For example, you may sit down to write a paper.
Instead of writing you may find yourself emptying the dishwasher. The dishwasher needed to be emptied, but the paper was actually the priority.
When you choose a task to procrastivate on you choose the task that is not as urgent.
In procrastivity you escape by doing something productive, but less of a priority. Often it's even something you in the past have procrastinated against.
If you find yourself using procrastivity often, you can help yourself to understand your procrastination problems by analyzing it.
Why can you do some tasks and not others?
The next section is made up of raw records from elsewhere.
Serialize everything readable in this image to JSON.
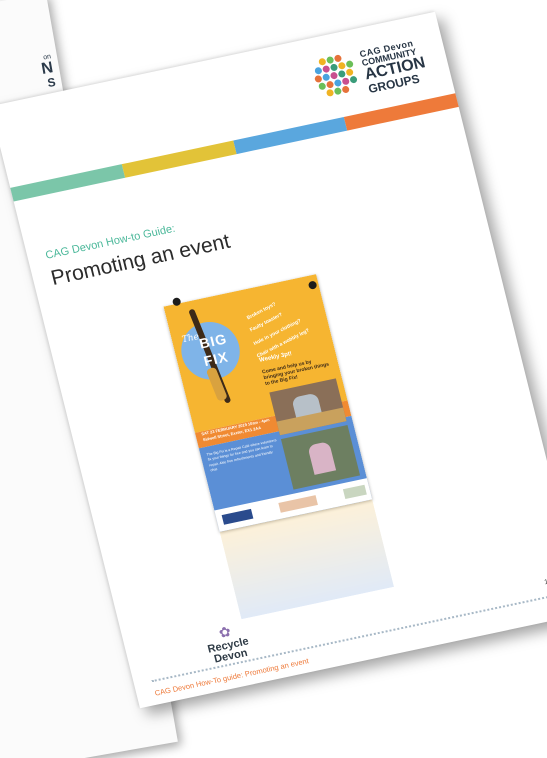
{
  "back_page": {
    "logo_line1": "on",
    "logo_line2": "N",
    "logo_line3": "S",
    "stripe_color": "#ee7a3a"
  },
  "header": {
    "logo": {
      "line1": "CAG Devon",
      "line2": "COMMUNITY",
      "line3": "ACTION",
      "line4": "GROUPS",
      "dot_colors": [
        "#f0b323",
        "#6bbf59",
        "#e6723a",
        "#4aa3df",
        "#c94f8f",
        "#3a9c7a"
      ]
    },
    "stripe_colors": [
      "#7bc6a9",
      "#e2c338",
      "#5aa7de",
      "#ee7a3a"
    ]
  },
  "guide": {
    "kicker": "CAG Devon How-to Guide:",
    "title": "Promoting an event"
  },
  "poster": {
    "the": "The",
    "big": "BIG",
    "fix": "FIX",
    "scribble1": "Broken toys?",
    "scribble2": "Faulty toaster?",
    "scribble3": "Hole in your clothing?",
    "scribble4": "Chair with a wobbly leg?",
    "weekly": "Weekly 3pt!",
    "come_help": "Come and help us by bringing your broken things to the Big Fix!",
    "date": "SAT 23 FEBRUARY 2019 10am - 4pm Sidwell Street, Exeter, EX1 2AA",
    "body": "The Big Fix is a Repair Café where volunteers fix your things for free and you can learn to repair. Also free refreshments and friendly chat.",
    "logos": [
      "Recycle Devon",
      "Repair Cafe",
      "CAG Devon"
    ],
    "colors": {
      "top": "#f6b531",
      "mid": "#f08a32",
      "bottom": "#5b8fd6"
    }
  },
  "footer": {
    "recycle_line1": "Recycle",
    "recycle_line2": "Devon",
    "text": "CAG Devon How-To guide: Promoting an event",
    "page_number": "1",
    "accent": "#ee7a3a"
  }
}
What makes a task a procrastivity task?
In studying people who procrastivate it appears that people choose procrastivity tasks choose them because they are often:
2) Have clear steps
3) Have start and stop times ( even if they take longer)
If you find yourself using procrastivity as a strategy to procrastinate there are some things you can do to help yourself with the procrastination.
1.Make the task more manual or physical so you have a better chance of getting it done.
2 Break the task down into sequences or steps so it isn't so overwhelming and you don't feel the need to avoid the task any longer.
3. Move the task from an idea in your head to any step that requires the actual physical doing of a task.
4.Turn the idea into a visual of actionable or achievable steps.
5. Set a time boundary or a task boundary.
6.Personalize the task by targeting those things that are helpful.
7. If the task is a big project you may need to chunk it and set appointments with yourself in your calendar to continue the task.
8. If you need to continue the task you may need to leave yourself a note about where you left off.
9 Leave yourself some clues as to how to sequence the steps to rengage in the task.
J. Russell Ramsay, Ph.D.ADHD Procrastivity and Lessons Learned